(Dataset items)

########################################

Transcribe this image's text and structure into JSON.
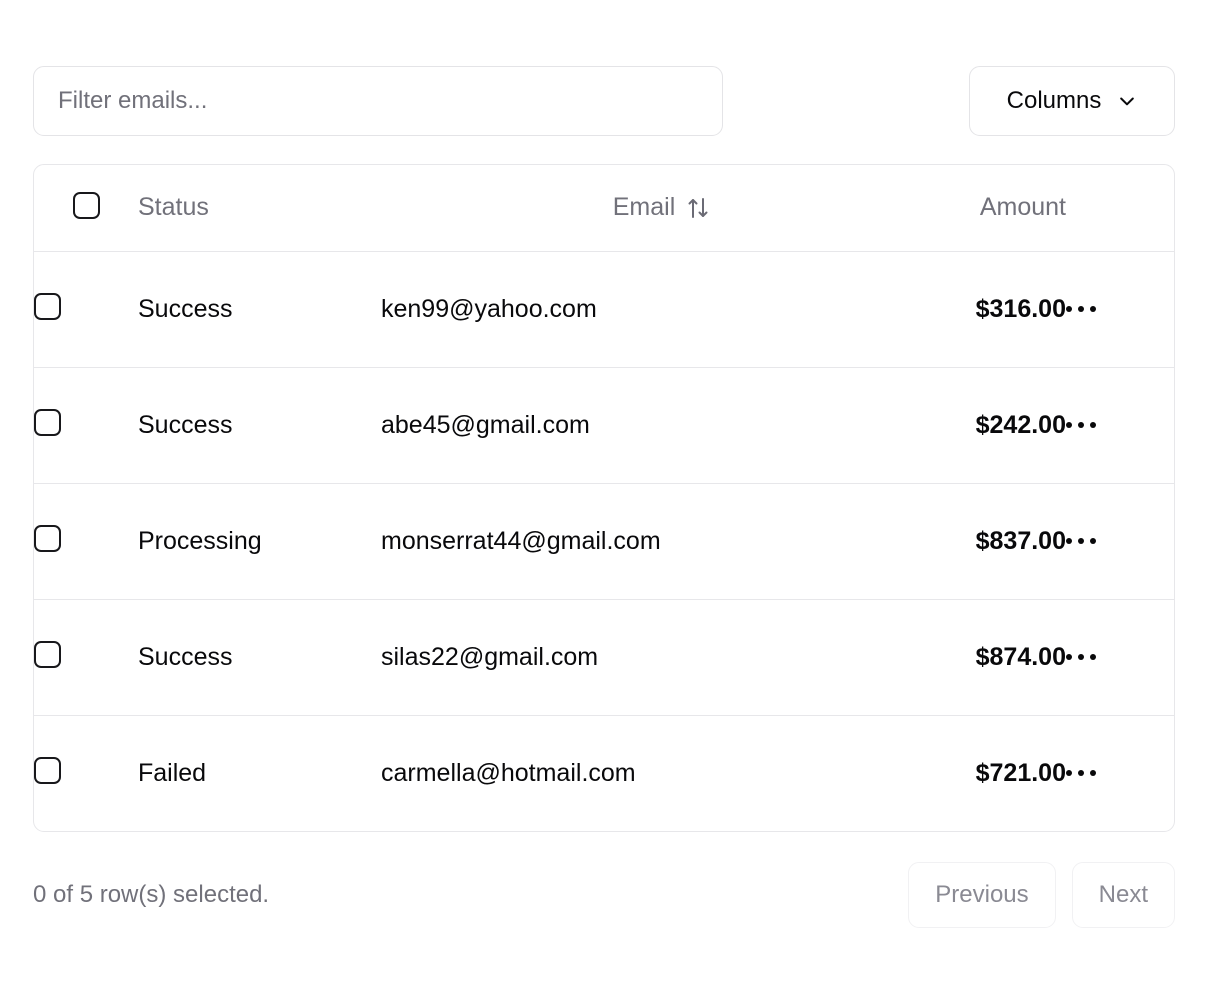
{
  "toolbar": {
    "filter": {
      "placeholder": "Filter emails...",
      "value": ""
    },
    "columns_button": {
      "label": "Columns",
      "icon": "chevron-down-icon"
    }
  },
  "table": {
    "columns": [
      {
        "key": "select",
        "label": ""
      },
      {
        "key": "status",
        "label": "Status"
      },
      {
        "key": "email",
        "label": "Email",
        "sortable": true,
        "sort_icon": "sort-updown-icon"
      },
      {
        "key": "amount",
        "label": "Amount",
        "align": "right"
      },
      {
        "key": "actions",
        "label": ""
      }
    ],
    "rows": [
      {
        "selected": false,
        "status": "Success",
        "email": "ken99@yahoo.com",
        "amount": "$316.00",
        "actions_icon": "ellipsis-horizontal-icon"
      },
      {
        "selected": false,
        "status": "Success",
        "email": "abe45@gmail.com",
        "amount": "$242.00",
        "actions_icon": "ellipsis-horizontal-icon"
      },
      {
        "selected": false,
        "status": "Processing",
        "email": "monserrat44@gmail.com",
        "amount": "$837.00",
        "actions_icon": "ellipsis-horizontal-icon"
      },
      {
        "selected": false,
        "status": "Success",
        "email": "silas22@gmail.com",
        "amount": "$874.00",
        "actions_icon": "ellipsis-horizontal-icon"
      },
      {
        "selected": false,
        "status": "Failed",
        "email": "carmella@hotmail.com",
        "amount": "$721.00",
        "actions_icon": "ellipsis-horizontal-icon"
      }
    ]
  },
  "footer": {
    "selection_summary": "0 of 5 row(s) selected.",
    "previous_label": "Previous",
    "next_label": "Next"
  },
  "colors": {
    "border": "#e7e7eb",
    "muted_text": "#71717a",
    "text": "#09090b",
    "background": "#ffffff"
  }
}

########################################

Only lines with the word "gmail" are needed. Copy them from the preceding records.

**Solution to the problem:**
        "email": "abe45@gmail.com",
        "email": "monserrat44@gmail.com",
        "email": "silas22@gmail.com",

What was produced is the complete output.